After a series of ongoing riots in Chile’s capital city Santiago, President Sebastian Pinera has declared a state of emergency. The protests have turned violent in the past week, which started in response to the city metro raising prices. While the protests started out simply has fare-dodging by students, they have become more widespread, and now are much more about high costs of living, and general inequality in Chile. As the article states, Chile is one of Latin America’s wealthiest nations, but also, among its most unequal.” (Reuters). As a result of the protests, there has been a considerable amount of violence, including the burning of multiple metro stations, and downtown Santiago buildings.

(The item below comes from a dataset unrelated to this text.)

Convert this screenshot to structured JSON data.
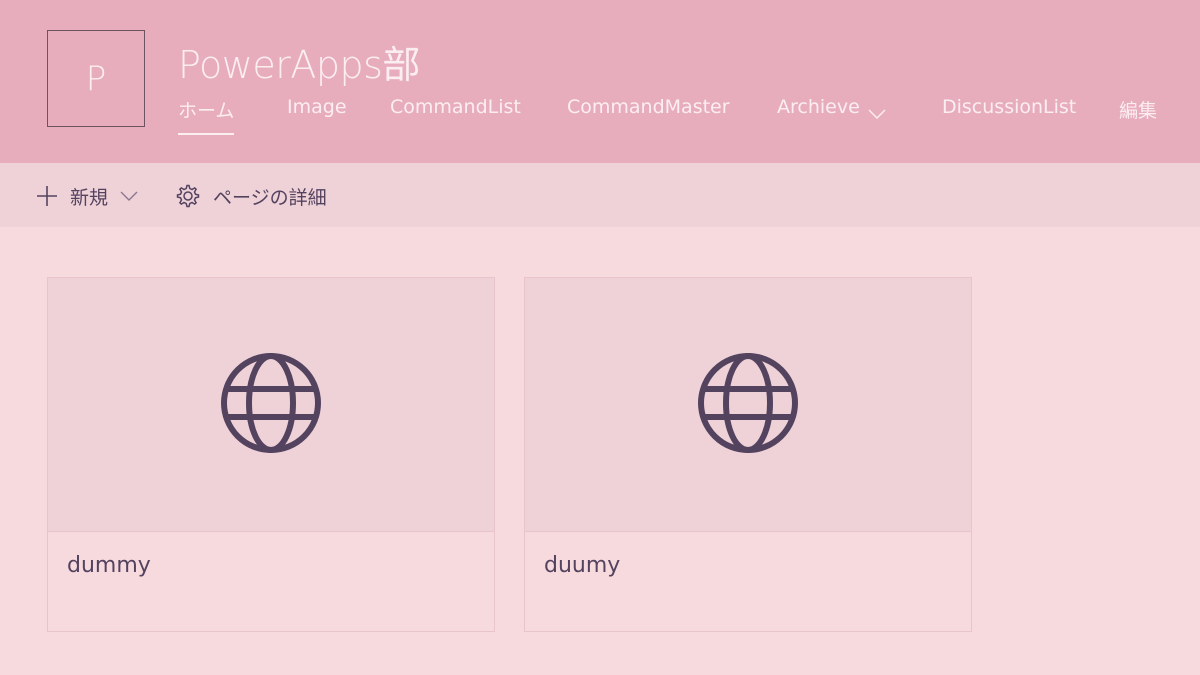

One consequence of the state of emergency declaration is that the Chilean military will be called into the streets to keep the violence in check. This could be unnerving to some as Chile is obviously a country with a history of military crackdown and violence, and calling the military has been rare since the country’s return to democracy. The last time this occurred was in 2010 in response to a devastating earthquake (The Guardian). The metro fare issue seemed to just be a spark for greater discontent at this point, as the protesters really seem to be focused on high costs of living, increasing inequality in recent years, and rising costs of healthcare and education among other things. (The Guardian) Both articles I read on this issue provided quotations from official government sources on the matter, while only The Guardian provided quotations from any protesters.
In regards to how this problem is covered in a Latin American context, both articles briefly mentioned Chile’s history of military rule under Pinochet, but neither goes into great detail on the origins of the inequality issue. Both seem to just be reporting of riots that happen to be going on in a Latin American country.
These articles clearly relate to what we are currently studying in class as it relates to Chile and ongoing problems in the country that relate to the Chilean Revolution under Pinochet. One of the main issues being raised in these protests is inequality, which according to the Becker reading on Pinochet’s rule, can be traced back to those times. Similarly to how Chile is seen as a wealthy, but unequal country today, Becker says as a consequence of Pinochet’s economic policies, “The rich became richer and the poor poorer, leading to one of the most inequitable economies in the world” (Becker, 152). It is likely that the inequality created by Pinochet’s economic policies continue to exist even almost 30 years after Chile’s return to democracy.
Bartlett, John. “Chile Protests: State of Emergency Declared in Santiago as Violence Escalates.” The Guardian. Guardian News and Media, 19 Oct. 2019. Web. 20 Oct. 2019.
Sherwood, Dave, and Aislinn Laing. “Chile President Pinera Declares Emergency as Capital Rocked by Riots.” Reuters. Thomson Reuters, 19 Oct. 2019. Web. 20 Oct. 2019.
“Chile’s President Declares State of Emergency after Riots over Metro Fare.” France 24. N.p., 19 Oct. 2019. Web. 20 Oct. 2019.
Becker, Marc. Twentieth-Century Latin American Revolutions. Lanham, MD: Rowman & Littlefield, 2017. Print.